[What is expected]
Every line that holds the word "differences" needs to be copied from the data below.

*** Dataset records ***

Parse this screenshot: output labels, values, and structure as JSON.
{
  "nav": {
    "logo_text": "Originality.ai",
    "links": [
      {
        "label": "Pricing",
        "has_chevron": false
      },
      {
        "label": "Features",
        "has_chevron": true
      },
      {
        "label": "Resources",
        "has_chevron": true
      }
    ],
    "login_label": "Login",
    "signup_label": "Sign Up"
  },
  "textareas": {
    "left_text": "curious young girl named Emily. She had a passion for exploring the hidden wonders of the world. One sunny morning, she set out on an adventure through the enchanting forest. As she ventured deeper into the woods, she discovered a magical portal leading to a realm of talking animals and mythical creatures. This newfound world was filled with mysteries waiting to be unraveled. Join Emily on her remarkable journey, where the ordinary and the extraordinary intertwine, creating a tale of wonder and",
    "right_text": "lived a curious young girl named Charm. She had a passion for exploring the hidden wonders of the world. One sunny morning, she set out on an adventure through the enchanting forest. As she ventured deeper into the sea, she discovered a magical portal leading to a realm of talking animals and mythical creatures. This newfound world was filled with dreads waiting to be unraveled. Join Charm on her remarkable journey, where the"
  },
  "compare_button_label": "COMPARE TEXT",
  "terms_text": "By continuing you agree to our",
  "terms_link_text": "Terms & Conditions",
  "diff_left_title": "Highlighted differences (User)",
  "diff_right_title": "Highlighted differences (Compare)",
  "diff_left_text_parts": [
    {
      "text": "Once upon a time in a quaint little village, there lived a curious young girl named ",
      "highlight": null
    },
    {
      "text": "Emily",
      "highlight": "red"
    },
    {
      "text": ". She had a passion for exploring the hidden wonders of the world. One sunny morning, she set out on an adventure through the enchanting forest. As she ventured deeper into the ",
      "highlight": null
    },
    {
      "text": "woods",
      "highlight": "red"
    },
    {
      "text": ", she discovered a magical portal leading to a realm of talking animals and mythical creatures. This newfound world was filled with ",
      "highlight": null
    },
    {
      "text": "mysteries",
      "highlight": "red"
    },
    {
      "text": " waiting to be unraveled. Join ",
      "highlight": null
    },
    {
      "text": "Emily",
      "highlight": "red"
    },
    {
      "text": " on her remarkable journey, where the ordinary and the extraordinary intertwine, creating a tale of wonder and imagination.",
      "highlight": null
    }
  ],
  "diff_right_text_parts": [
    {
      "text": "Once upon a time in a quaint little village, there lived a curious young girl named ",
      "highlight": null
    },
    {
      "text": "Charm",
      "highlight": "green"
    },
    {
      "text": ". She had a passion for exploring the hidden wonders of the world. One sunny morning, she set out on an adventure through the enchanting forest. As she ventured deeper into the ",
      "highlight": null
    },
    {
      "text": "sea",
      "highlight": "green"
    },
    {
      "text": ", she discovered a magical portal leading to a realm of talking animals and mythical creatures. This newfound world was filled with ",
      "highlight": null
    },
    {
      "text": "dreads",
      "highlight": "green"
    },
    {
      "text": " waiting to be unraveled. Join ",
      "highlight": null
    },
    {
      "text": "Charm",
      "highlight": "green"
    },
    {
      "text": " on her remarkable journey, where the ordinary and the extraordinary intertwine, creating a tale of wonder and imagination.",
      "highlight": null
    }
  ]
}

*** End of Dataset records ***
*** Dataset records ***

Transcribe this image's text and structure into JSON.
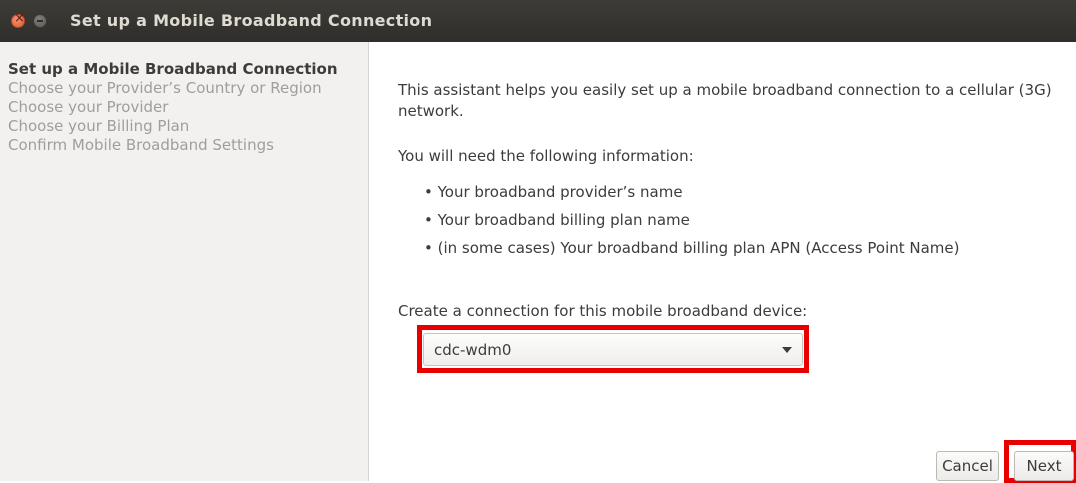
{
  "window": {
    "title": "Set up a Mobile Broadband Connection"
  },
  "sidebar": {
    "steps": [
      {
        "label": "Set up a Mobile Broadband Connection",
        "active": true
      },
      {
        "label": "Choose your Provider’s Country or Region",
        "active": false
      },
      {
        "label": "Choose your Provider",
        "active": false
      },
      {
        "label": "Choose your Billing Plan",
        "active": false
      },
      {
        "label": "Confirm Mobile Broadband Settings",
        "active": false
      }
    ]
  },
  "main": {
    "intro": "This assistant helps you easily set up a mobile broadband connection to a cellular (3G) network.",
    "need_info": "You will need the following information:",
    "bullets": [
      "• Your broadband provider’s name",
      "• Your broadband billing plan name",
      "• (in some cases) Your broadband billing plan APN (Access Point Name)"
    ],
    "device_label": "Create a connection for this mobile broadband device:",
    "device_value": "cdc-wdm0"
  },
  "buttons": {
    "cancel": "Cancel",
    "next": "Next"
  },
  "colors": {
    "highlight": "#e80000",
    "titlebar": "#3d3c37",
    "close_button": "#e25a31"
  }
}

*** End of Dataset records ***

[Completed exercise]
  "diff_left_title": "Highlighted differences (User)",
  "diff_right_title": "Highlighted differences (Compare)",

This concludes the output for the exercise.